## Try it
In the listing below, find each line that holds "data" and list it.
:: Information provided ::
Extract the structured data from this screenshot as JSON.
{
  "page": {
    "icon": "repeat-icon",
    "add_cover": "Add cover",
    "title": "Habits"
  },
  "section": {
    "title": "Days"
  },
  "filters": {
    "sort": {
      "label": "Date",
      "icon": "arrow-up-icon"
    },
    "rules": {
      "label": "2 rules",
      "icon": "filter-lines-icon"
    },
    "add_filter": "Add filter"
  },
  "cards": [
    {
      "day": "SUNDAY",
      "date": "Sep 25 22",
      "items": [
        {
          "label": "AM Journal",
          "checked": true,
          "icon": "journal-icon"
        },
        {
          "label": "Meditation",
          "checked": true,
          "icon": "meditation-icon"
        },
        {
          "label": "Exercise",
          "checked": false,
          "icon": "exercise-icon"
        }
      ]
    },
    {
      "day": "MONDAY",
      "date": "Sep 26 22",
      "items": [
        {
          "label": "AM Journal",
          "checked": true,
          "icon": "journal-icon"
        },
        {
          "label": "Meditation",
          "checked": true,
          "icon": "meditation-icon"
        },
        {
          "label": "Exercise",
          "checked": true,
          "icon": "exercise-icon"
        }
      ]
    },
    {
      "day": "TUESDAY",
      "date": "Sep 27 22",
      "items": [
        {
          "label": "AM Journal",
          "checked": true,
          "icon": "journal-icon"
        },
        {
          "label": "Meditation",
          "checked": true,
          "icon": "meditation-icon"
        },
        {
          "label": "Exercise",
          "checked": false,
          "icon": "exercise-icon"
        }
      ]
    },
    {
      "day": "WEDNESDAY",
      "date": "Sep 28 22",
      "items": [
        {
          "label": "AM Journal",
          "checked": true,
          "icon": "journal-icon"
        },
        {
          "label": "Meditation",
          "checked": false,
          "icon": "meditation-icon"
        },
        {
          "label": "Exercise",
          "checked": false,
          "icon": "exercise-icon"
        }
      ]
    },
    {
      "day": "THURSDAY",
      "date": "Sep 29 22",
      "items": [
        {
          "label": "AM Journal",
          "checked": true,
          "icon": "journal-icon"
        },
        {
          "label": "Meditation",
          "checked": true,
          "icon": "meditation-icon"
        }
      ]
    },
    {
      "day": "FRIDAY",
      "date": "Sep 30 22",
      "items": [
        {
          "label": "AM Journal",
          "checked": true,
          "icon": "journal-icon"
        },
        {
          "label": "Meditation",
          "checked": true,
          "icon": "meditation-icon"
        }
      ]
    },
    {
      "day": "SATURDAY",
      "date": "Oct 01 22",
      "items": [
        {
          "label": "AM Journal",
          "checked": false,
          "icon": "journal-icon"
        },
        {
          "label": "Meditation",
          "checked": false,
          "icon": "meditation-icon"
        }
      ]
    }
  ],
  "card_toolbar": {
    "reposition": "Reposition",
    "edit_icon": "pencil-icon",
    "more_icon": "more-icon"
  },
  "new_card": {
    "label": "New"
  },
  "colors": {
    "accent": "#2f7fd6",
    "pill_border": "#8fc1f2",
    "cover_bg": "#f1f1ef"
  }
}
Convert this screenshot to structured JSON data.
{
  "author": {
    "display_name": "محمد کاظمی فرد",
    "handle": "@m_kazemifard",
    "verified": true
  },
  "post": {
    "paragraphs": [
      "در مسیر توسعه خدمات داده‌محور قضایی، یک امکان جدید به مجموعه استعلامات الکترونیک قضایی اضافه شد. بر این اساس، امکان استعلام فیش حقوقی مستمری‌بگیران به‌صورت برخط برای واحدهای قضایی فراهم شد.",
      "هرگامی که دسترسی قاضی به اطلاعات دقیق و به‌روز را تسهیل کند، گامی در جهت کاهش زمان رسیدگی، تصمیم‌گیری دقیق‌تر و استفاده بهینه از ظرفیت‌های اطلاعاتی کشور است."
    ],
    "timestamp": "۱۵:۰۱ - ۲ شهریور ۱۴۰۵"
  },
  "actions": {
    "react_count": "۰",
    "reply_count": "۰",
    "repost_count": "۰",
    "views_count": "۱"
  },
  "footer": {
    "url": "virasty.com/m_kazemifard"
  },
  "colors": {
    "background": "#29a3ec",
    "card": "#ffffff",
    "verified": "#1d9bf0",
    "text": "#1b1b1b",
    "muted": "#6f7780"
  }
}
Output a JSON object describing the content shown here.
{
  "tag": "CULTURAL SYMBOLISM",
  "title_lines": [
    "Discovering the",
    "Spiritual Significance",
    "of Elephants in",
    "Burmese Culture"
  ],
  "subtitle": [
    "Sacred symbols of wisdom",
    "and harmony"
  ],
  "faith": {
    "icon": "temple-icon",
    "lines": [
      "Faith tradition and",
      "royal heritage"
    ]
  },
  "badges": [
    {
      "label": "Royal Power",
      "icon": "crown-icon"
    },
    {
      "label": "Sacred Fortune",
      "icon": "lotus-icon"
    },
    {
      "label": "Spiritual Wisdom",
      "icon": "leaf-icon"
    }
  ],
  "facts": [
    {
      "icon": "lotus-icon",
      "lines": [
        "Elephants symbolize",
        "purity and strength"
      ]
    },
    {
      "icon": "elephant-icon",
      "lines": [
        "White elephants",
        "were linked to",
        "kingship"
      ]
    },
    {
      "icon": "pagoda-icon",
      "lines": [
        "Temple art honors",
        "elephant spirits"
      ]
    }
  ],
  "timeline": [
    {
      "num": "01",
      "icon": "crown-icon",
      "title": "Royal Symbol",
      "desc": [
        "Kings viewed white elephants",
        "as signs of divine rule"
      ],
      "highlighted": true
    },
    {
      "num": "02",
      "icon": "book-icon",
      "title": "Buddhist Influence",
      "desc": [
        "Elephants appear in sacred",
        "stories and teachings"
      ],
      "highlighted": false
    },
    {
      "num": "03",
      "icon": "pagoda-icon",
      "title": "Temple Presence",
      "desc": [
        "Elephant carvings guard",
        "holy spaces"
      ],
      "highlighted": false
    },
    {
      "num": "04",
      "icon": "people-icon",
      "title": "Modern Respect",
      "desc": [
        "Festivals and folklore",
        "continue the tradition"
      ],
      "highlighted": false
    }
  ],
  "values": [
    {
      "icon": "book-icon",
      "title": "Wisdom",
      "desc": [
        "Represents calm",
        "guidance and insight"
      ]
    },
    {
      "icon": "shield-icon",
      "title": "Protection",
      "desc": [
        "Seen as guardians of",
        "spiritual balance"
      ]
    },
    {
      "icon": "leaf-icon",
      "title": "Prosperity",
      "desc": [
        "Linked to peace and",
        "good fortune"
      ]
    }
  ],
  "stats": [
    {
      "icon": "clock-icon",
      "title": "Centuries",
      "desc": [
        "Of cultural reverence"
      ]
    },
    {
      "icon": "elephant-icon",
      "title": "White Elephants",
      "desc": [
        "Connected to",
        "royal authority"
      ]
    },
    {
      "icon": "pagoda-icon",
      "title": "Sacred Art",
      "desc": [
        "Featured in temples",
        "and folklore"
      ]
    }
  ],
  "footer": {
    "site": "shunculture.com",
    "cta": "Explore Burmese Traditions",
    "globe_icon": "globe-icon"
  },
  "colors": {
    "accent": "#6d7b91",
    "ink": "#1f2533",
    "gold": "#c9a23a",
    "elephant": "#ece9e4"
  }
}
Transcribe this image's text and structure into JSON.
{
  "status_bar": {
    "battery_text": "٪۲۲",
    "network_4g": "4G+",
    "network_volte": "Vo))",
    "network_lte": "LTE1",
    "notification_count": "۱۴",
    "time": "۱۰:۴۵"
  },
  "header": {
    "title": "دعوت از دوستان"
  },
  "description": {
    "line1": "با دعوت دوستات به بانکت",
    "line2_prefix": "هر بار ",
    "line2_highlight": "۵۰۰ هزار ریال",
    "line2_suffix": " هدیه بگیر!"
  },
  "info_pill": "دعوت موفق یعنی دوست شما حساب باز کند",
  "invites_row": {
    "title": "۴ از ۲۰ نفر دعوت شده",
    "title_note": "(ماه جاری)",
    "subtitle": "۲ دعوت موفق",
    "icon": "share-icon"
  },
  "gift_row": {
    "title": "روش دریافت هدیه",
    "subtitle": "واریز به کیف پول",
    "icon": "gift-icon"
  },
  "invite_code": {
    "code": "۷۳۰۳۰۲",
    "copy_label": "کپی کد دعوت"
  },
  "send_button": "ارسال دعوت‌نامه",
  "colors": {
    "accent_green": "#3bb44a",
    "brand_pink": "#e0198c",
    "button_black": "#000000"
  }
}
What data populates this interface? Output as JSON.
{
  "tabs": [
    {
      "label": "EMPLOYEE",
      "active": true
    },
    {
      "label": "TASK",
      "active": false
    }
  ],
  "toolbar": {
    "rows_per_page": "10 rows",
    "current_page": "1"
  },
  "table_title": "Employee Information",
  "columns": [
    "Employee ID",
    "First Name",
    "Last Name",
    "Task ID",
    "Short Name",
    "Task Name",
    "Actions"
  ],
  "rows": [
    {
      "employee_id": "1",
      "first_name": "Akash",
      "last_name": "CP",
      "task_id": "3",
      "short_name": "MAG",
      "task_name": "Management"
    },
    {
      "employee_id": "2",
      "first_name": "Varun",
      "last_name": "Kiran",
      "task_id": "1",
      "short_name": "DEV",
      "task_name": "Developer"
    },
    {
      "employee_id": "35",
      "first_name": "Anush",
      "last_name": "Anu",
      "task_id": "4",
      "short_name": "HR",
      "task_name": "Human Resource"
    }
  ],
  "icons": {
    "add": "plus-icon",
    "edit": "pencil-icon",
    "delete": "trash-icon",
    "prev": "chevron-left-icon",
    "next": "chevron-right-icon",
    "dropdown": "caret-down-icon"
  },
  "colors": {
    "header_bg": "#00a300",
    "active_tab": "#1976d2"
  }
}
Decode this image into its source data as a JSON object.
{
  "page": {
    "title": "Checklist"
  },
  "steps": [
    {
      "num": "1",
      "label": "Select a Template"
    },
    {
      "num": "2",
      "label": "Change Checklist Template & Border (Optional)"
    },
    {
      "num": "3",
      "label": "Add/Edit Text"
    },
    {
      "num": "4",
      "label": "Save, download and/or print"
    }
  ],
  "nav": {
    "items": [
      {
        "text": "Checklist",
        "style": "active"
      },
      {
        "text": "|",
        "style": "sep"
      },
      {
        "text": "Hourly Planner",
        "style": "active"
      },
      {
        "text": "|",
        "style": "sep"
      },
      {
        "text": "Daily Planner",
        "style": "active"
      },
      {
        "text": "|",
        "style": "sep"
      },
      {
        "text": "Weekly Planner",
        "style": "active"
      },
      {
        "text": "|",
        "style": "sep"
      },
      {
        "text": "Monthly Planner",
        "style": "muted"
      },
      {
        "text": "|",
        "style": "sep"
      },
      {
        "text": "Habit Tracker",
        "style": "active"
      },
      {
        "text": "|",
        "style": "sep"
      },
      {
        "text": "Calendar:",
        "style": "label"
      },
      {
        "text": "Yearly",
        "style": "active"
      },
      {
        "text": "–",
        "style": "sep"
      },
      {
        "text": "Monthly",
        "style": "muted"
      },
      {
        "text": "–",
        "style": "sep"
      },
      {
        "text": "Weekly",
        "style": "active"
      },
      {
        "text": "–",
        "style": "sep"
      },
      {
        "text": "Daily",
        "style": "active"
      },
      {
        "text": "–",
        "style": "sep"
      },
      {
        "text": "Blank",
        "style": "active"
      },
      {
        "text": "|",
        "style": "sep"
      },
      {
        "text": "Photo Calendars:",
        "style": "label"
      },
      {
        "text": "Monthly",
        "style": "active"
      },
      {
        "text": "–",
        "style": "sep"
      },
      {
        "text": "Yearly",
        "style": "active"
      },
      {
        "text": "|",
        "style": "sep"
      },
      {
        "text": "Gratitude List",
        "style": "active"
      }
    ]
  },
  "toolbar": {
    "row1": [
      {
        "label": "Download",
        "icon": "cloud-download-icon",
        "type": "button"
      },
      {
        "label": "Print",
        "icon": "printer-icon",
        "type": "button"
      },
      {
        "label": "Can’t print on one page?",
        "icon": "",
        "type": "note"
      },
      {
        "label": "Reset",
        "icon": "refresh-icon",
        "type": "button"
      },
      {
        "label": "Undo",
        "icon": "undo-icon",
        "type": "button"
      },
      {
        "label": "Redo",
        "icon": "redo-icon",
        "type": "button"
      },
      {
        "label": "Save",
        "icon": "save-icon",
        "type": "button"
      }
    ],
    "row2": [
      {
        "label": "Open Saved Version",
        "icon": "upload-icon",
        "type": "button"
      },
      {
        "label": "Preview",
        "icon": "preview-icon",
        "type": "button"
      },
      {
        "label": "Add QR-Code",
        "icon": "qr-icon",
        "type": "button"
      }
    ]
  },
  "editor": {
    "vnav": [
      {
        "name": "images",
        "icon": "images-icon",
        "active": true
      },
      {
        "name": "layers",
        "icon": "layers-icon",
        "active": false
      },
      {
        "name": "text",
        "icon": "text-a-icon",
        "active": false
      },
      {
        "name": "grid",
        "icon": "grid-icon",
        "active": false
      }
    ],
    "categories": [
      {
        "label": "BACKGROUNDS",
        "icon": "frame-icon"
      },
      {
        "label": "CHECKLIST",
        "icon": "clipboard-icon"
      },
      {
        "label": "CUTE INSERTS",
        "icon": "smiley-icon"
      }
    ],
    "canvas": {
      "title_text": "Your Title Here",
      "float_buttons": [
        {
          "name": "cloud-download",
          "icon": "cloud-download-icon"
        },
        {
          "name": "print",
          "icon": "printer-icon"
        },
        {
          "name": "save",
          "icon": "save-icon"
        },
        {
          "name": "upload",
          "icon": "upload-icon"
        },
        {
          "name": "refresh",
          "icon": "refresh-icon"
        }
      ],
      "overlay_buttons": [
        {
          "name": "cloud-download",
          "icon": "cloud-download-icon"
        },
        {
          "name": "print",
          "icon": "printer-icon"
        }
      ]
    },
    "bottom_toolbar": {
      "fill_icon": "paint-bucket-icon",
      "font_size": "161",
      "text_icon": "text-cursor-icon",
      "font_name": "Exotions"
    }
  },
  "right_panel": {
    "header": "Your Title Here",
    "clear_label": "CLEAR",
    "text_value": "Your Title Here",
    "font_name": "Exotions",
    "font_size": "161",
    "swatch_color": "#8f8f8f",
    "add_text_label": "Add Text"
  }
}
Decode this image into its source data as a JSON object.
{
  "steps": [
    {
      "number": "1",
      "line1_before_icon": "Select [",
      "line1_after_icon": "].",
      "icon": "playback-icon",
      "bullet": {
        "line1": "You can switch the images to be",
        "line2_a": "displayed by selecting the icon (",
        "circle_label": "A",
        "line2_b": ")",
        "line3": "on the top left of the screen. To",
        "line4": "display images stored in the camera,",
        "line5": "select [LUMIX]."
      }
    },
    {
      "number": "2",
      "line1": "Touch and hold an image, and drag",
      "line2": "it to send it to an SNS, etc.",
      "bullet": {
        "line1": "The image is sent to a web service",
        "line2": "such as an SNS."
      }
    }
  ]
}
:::
## Solution for this exercise
Extract the structured data from this screenshot as JSON.
Convert this screenshot to structured JSON data.
What data populates this interface? Output as JSON.
Decode this image into its source data as a JSON object.
Decode this image into its source data as a JSON object.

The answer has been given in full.